Apple's CEO says you can't trust the color accuracy for OLED displays, and touts the Retina Display as a superior experience.
by Roger Cheng , CNET
February 12, 2013 8:04 AM PST
Apple CEO Tim Cook is definitely not a fan of OLED displays.
Cook, speaking at an investor conference hosted by Goldman Sachs today, called OLED (organic light-emitting diode) displays' color saturation "awful."
"If you ever buy anything online and really want to know what he color is, as many people do, you should really think twice before you depend on the color from a OLED display," Cook said.
Conversely, Cook called the Retina Display a superior experience, noting that it is twice as bright.
That's a shot at mobile devices that tend to use OLED displays, including Samsung Electronics' successful flagship Galaxy S III smartphone.
Cook brought up the brightness and experience of the display when addressing a question about whether Apple would create an iPhone with a larger display. Cook wouldn't comment on the company's plans for the future, but he criticized the focus on size and specifications as something companies do when they can't "create an amazing experience."
In the PC industry, for example, companies tend to compete largely on specifications and price, he said, suggesting that Apple doesn't want to get into that kind of fight. He noted that most consumers don't know -- or don't care -- how fast the processor is on their mobile device or PC, and said it doesn't matter as long as the experience is great.
"What Apple does is sweat every little detail," he said. "We want the best display, and I think we got it."
Right now OLED only comes from Samsung in any real quantity. First, Samsung is Apple's biggest rival, and second, Apple prefers to have multiple suppliers to prevent bottlenecks. There are some other display makers working on OLED, but most don't have good yields, price, volume, and technology.
OLED has some advantages like vivid colors, thin displays, high contrast, and reasonably low power usage, but it has a number of disadvantages too. (yield, price, resolution, not great power usage in some circumstances, poor color realism) IGZO has many advantages as far as I know, and no disadvantages as far as I know, other than not being available from many sources.
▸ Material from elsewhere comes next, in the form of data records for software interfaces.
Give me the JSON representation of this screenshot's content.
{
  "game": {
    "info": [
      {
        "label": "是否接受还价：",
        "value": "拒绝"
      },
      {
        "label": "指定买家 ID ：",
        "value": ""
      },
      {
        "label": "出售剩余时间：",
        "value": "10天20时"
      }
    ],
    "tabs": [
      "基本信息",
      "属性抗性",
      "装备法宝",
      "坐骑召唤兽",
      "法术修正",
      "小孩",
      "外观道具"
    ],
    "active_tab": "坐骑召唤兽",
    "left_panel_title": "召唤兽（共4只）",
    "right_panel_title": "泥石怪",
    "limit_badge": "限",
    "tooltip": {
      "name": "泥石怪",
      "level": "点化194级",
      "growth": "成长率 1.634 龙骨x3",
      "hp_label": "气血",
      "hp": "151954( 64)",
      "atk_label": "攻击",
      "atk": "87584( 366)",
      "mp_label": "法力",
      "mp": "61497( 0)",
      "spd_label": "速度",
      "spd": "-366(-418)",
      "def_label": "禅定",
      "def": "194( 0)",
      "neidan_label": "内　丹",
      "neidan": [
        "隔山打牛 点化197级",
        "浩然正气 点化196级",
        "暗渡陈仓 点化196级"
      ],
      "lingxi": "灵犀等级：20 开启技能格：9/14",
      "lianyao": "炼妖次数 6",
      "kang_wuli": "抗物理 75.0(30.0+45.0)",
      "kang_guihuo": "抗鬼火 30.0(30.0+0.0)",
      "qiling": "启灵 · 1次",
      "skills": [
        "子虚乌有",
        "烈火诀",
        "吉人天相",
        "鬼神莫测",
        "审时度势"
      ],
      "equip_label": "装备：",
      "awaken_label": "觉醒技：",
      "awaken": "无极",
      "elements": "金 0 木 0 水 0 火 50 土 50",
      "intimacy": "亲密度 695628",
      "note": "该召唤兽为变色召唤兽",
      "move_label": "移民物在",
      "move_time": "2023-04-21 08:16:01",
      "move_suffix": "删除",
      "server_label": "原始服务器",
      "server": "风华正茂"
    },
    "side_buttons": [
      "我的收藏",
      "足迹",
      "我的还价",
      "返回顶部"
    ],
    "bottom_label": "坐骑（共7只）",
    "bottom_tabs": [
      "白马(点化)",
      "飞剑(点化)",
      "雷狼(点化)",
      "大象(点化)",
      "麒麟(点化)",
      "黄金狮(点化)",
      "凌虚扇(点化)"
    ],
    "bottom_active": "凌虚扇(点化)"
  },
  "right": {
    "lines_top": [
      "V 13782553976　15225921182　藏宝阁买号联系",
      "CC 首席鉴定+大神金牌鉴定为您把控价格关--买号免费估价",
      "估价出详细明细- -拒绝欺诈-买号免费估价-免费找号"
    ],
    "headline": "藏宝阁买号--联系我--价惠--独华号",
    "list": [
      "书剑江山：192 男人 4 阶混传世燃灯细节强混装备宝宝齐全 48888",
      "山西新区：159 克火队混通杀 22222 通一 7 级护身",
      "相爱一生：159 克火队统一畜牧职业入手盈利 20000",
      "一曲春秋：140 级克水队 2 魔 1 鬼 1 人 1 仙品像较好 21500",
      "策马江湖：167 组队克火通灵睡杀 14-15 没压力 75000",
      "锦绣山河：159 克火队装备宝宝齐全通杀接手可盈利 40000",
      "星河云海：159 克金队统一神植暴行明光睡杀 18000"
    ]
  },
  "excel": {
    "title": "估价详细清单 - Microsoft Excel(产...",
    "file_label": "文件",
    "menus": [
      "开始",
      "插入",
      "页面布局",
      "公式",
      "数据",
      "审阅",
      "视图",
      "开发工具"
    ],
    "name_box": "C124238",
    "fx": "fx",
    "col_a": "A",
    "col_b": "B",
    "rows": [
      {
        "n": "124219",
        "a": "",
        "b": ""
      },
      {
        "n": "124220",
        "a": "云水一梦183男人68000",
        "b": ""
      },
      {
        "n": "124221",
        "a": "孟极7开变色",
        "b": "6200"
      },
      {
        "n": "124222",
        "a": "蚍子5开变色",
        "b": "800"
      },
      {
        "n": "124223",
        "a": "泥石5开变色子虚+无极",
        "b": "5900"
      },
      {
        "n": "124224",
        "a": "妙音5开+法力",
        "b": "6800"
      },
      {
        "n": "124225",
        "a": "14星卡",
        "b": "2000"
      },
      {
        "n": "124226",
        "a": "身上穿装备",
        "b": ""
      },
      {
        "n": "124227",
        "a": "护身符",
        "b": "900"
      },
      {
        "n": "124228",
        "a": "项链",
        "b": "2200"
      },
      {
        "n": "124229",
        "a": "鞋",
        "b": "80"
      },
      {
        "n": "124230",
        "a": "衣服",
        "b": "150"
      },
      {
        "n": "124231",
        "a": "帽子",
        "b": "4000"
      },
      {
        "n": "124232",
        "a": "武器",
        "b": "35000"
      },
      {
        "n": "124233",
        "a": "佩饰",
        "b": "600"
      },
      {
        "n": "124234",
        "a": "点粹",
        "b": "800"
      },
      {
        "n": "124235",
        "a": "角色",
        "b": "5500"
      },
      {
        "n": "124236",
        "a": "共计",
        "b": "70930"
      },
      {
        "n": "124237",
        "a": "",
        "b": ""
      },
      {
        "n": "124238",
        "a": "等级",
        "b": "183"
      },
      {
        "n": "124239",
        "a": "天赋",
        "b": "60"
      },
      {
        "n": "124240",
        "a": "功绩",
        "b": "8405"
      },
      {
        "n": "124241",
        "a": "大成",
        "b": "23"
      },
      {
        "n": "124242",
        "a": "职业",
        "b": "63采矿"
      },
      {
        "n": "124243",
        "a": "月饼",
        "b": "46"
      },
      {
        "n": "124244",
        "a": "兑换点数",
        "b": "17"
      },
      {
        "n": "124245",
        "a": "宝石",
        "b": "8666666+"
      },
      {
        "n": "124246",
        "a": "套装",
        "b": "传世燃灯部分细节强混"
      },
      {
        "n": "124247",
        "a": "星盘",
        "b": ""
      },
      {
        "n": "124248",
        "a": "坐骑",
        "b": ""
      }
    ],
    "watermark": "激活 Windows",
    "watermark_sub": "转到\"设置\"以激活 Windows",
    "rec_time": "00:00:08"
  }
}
Mr. Koo verified on the last call that NTE was working on IGZO right now, and that it's with Sharp. There's a good chance it's with Apple. The question is, what size(s) of display?